Q&A With Shannon McDiarmid

Shannon is a seafood sustainability and business expert with over 10 years of experience in tackling complex and meaningful challenges in global seafood supply chains. Shannon works with international stakeholders to create transparent, aligned, transformative supply chains to create new market opportunities and value chain improvements. Shannon’s strategic and systems lens is grounded in operational expertise. Previously, Shannon was the President and Director of Safety and Sustainability at a seafood distribution company, where she was responsible for the performance and strategic plan of the company as well as all safety and sustainability programs and initiatives. Prior to that experience, Shannon worked for various environmental non-profits, including the National Ocean Economics Program and the Monterey Bay Aquarium’s Seafood Watch Program where she supported major retailers and food service companies in their efforts to fulfill their sustainability commitments.
 
Shannon is also currently working with meal kit company, Blue Apron, to stand up a new responsible seafood program and lead their sustainability initiatives and also works with the UC Davis Wildlife Health Center on derelict fishing gear research and recovery.
 
Shannon holds an MA in International Environmental Policy and an MBA in International Management from the Monterey Institute of International Studies.
 

Q: How did you find your way into marine issues? Why seafood?

I have always been a little “fishy,” coming from 3 generations of commercial fishermen, fishmongers, and seafood restauranteurs. I started camping and fishing with my family early which I believe is responsible for developing my conservation ethic and I also grew up working in my Uncle’s seafood business where I developed a knowledge and love for it. My passion and interest lies in the nexus of environmental, animal, and human health and no place is that more present then in our food systems.
 
Early on in my career I recognized that the focus and effort was on producers and end markets, with the middle of the supply chain largely untouched. I was fascinated by the complexity and challenges of seafood supply chains and I love working with a variety of stakeholders and therefore decided to dedicate my career in seafood to supply chain work.

 

Q: Interest in seafood sustainability and traceability has grown in recent years. Why do you think that is?

I think people’s interest in sustainability and traceability in their food systems, including seafood, has grown, especially in regards to provenance and story. I genuinely believe most people care about protecting the fisheries we depend on as well as connecting with the people who work so hard to provide amazing seafood for us. I think this is in large part due to the large amount of educational efforts by groups such Seafood Watch and others to bring the complex issues of seafood sustainability to the mainstream. I am also happy to see that issues such as labor and climate change which have been often left out of the seafood conversation are now front in center in the media.
 
I think there is also a misconception that sustainability and traceability are completely altruistic notions. I’ve spent most of my career proving there is a business case for both, especially in regards to improving business efficiencies and risk mitigation.
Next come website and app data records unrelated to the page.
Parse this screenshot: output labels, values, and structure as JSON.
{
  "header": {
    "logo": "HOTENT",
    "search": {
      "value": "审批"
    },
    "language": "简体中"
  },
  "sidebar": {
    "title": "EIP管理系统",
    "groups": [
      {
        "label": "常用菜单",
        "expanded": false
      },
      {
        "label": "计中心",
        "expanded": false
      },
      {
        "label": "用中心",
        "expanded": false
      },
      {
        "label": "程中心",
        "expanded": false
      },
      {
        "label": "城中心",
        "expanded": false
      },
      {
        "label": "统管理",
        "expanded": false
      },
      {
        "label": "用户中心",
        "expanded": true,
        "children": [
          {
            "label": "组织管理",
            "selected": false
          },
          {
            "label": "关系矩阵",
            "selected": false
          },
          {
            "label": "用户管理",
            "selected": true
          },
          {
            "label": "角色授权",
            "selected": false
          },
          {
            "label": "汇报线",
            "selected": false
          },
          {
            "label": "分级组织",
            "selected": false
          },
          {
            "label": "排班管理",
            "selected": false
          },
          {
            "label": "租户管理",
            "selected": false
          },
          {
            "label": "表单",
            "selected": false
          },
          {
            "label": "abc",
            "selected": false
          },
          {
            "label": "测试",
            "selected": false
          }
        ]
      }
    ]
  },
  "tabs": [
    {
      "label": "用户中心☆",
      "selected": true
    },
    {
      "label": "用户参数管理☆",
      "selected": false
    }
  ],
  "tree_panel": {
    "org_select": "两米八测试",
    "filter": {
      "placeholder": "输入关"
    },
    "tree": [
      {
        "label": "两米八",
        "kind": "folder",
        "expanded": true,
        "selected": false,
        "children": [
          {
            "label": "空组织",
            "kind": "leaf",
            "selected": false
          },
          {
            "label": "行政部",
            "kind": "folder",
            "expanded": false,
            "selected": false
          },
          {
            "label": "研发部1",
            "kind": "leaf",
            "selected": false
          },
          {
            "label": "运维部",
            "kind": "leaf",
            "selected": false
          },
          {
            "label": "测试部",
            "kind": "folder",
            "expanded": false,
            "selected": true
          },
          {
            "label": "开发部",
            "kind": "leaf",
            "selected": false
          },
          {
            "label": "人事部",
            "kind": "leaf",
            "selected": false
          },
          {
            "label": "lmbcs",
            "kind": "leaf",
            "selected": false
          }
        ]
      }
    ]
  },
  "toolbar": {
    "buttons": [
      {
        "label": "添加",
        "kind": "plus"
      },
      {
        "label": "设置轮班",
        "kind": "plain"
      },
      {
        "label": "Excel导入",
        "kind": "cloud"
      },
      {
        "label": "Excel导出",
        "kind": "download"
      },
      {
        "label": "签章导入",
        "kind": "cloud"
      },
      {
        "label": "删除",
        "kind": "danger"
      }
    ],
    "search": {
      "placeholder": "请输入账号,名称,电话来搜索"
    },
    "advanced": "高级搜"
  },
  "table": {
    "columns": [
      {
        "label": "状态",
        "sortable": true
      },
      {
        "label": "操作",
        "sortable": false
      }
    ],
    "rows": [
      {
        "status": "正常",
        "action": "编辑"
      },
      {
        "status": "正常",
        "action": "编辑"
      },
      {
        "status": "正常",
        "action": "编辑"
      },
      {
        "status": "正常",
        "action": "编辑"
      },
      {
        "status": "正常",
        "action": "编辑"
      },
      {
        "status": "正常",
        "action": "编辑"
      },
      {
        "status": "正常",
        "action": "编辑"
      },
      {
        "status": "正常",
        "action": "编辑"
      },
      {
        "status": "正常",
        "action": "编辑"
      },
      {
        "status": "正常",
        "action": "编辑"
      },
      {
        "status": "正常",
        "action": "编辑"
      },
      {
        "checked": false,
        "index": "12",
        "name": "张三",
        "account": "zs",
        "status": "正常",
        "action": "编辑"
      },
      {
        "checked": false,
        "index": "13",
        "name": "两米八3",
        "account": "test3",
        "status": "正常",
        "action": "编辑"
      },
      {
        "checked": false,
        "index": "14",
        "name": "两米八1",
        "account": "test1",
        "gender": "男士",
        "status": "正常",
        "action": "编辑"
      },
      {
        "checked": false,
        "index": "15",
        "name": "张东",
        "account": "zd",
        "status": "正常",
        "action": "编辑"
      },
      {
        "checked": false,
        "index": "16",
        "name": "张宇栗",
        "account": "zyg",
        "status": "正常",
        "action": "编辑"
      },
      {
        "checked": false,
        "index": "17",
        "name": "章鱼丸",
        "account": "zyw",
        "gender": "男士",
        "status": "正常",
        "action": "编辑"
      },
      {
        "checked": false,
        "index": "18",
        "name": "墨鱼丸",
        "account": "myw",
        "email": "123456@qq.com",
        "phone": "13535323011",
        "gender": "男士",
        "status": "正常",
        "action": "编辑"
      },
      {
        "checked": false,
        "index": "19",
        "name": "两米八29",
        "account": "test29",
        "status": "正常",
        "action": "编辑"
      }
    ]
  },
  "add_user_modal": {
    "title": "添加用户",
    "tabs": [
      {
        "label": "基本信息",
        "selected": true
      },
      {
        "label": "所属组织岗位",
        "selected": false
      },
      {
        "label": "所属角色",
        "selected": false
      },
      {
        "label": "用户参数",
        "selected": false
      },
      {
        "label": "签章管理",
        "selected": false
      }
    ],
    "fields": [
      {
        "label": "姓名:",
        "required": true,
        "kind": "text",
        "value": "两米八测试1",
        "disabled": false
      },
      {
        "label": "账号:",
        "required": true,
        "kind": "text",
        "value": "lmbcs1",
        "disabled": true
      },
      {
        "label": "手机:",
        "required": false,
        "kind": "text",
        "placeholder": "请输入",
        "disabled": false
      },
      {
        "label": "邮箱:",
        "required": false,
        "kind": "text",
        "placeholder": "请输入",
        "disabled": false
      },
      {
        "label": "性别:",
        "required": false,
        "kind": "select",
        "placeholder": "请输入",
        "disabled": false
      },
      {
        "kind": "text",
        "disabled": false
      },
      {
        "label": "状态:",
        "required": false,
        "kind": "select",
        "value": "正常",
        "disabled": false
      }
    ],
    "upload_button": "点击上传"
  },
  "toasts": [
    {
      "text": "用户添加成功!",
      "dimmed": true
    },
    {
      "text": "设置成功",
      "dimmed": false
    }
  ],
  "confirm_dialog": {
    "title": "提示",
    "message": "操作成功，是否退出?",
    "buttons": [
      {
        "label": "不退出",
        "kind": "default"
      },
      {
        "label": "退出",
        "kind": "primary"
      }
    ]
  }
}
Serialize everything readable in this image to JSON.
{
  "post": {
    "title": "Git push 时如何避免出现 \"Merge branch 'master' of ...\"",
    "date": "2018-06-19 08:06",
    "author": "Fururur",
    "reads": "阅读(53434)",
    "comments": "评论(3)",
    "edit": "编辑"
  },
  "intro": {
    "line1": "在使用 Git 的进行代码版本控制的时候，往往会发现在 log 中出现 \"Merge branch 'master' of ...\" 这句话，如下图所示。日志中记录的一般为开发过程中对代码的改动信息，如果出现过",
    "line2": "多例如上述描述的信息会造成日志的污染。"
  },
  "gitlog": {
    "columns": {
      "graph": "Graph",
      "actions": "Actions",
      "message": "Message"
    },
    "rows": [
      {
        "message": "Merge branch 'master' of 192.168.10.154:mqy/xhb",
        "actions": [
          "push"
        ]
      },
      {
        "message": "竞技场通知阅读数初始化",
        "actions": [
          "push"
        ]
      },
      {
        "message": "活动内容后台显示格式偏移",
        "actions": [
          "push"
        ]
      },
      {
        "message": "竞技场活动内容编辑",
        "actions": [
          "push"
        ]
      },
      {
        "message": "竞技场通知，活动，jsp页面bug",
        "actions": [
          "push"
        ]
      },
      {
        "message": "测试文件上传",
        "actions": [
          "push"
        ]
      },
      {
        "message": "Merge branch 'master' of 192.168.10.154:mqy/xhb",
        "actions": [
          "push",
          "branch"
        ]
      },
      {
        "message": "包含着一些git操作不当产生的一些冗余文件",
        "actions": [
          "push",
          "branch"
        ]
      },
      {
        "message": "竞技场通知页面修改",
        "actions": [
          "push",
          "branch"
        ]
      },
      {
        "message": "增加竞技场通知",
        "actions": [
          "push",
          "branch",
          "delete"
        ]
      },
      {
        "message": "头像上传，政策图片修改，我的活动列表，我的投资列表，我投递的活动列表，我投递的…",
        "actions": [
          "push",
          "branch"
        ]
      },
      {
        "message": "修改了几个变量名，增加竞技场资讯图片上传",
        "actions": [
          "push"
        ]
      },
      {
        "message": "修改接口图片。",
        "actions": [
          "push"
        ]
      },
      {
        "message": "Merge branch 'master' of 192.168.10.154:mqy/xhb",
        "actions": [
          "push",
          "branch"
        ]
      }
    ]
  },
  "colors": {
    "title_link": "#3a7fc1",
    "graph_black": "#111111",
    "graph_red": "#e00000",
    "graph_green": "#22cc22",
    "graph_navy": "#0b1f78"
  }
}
Companies who embrace sustainability and traceability have the opportunity to leverage data to improve operations, sourcing, quality, product story and branding, and market access.

 

Q: Where do you think (or hope) the seafood industry will be in 5 years? 10 years?

Well, being an optimist I believe that in 5 to 10 years through collaboration with NGOs, government, and industry that aligned, fair supply chains that actually support the responsible management of our fisheries and not exploit them or the people who depend on them will be the norm and not the exception.
I also believe we will be embracing technologies that support transparency and illuminate what are now opaque and complex supply chains and will inform, incentivize and reward better management.
 

Q: What were you doing before you joined Future of Fish?

Before joining Future of Fish I was working as a sustainable seafood supply chain consultant for Blue Apron, where I helped build out new a direct, traceable sourcing model as well as develop key partnerships all over the world. I’m particularly excited about the work done with the Asian Seafood Improvement Collaborative to foster improvements in shrimp aquaculture through the development of a unique platform to engage producers and buyers and to create a fair and innovative standard driven by stakeholders on the ground.

 

Q: What most attracted you to working with Future of Fish?

I love that Future of Fish has such a diverse set of people and expertise on their team from an anthropologist to marine biologist. I’m excited to learn from their vast and varied expertise and experience. I appreciate their systems approach as can be seen in the Fisheries Development Model (FDM) which is both the lens for analyzing a fisheries system and the framework Future of Fish uses to progress a fishery through a phased development process and is currently being applied to several fisheries around the world.
 

Q: What are you most looking forward to doing in the next year?

I’m looking forward to learning from my team members and diving into new fisheries I haven’t worked with before. I’m most excited about the work we are doing to create business cases for investing in fisheries systems and I hope my experience in seafood supply chains can help me to contribute to the organization’s supply chain and marketing strategy.

 

Published June 18, 2018